I can't say too much more about the plot without giving away spoilers but suffice to say Newt is endearing, and the atmosphere is deep, dark and creepy. 

This is a debut novel which I find absolutely breathtaking. To have such a unique voice and story to tell with a debut novel is a rare find.

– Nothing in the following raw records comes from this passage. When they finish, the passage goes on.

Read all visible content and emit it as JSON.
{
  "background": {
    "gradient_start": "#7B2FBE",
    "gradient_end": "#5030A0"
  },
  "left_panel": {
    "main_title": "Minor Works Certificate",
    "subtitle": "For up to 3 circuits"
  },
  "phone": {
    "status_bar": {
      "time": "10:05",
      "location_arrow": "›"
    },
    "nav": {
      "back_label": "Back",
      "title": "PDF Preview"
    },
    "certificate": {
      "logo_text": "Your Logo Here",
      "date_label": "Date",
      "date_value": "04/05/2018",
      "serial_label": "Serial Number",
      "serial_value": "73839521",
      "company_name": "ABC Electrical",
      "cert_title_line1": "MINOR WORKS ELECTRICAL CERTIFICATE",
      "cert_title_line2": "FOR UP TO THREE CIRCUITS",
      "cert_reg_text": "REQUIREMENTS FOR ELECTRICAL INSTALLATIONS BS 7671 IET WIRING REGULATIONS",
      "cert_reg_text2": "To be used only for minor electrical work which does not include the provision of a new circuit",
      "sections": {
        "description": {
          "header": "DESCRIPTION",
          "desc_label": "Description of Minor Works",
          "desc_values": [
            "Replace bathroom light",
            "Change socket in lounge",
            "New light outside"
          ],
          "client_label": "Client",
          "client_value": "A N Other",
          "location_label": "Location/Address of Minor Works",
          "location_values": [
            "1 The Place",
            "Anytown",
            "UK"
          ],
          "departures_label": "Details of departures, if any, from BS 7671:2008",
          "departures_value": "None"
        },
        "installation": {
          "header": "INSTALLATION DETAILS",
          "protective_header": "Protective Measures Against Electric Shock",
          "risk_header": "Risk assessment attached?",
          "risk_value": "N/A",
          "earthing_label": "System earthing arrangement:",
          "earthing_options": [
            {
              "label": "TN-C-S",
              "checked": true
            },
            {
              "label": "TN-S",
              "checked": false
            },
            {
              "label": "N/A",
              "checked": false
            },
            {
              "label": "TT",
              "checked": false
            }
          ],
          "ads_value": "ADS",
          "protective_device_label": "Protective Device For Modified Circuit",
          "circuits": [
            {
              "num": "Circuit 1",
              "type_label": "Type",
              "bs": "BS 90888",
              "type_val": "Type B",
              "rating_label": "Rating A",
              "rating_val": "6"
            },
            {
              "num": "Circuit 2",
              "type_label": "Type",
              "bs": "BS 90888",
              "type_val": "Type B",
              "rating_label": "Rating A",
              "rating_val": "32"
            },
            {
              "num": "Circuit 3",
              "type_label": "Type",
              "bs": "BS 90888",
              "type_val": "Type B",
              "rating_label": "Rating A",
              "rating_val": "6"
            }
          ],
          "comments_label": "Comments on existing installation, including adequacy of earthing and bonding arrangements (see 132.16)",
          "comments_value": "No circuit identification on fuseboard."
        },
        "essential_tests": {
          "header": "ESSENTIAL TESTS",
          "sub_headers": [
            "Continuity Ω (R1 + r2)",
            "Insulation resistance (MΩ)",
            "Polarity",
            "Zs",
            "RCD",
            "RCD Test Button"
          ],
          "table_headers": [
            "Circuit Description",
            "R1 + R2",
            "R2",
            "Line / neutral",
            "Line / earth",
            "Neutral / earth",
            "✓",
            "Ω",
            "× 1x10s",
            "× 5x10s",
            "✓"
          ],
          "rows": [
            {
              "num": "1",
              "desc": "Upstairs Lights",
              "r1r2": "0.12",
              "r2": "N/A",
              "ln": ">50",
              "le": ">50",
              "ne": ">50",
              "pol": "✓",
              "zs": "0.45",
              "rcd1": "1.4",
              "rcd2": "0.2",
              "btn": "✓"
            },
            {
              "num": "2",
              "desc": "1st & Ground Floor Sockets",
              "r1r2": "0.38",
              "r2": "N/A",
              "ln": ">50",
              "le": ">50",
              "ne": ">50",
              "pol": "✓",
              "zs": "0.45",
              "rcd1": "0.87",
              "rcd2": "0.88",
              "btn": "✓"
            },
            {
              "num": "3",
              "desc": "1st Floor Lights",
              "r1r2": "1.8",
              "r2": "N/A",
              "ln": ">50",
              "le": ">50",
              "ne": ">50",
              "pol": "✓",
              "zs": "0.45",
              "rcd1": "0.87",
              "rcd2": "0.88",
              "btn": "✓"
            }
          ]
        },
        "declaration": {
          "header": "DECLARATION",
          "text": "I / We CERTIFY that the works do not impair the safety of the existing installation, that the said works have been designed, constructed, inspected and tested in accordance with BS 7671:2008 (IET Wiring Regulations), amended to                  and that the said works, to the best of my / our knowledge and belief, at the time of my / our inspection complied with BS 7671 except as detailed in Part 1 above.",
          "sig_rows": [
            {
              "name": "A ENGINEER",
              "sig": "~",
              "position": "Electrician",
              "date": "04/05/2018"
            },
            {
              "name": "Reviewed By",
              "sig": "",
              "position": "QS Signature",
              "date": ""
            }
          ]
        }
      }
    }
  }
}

I suspect that Bearmouth will be talked about for years to come and Liz Hyder will become synonymous with experimental fiction.

If you liked Lisey's Story by Stephen King then you may like Bearmouth, not because they are similar in plot or even target audience but because Newt's outlook mirrors Lisey's, the confusion and unfamiliar territory they find themselves in creates a sense of darkness and depths of both earth and emotion that one finds claustrophobic and intriguing. 

If you liked Red Rising by Pierce Brown you may like Bearmouth, again, not because they are all that similar, though Red Rising is a lot more similar to Bearmouth than Lisey's Story, but because Newt is reminiscent of a childlike version of the main character from Red Rising. 

In conclusion, Bearmouth is in my top 5 books for 2019 and I think it may just be my number one book for 2019. 

SETTING: 5 STARS
CHARACTERS: 5 STARS
PLOT AND PACE: 5 STARS
OVERALL RATING: 5 STARS. 

Yeah, I really loved Bearmouth, could you tell? 

Stay tuned for the next review! Let me know if you've read Bearmouth and tell me what you thought in the comments. 

Review: Little Bones by NV Peacock

  Overview This is the first adult thriller by N.V Peacock, who has previously written young adult horror/supernatural books. This debut int...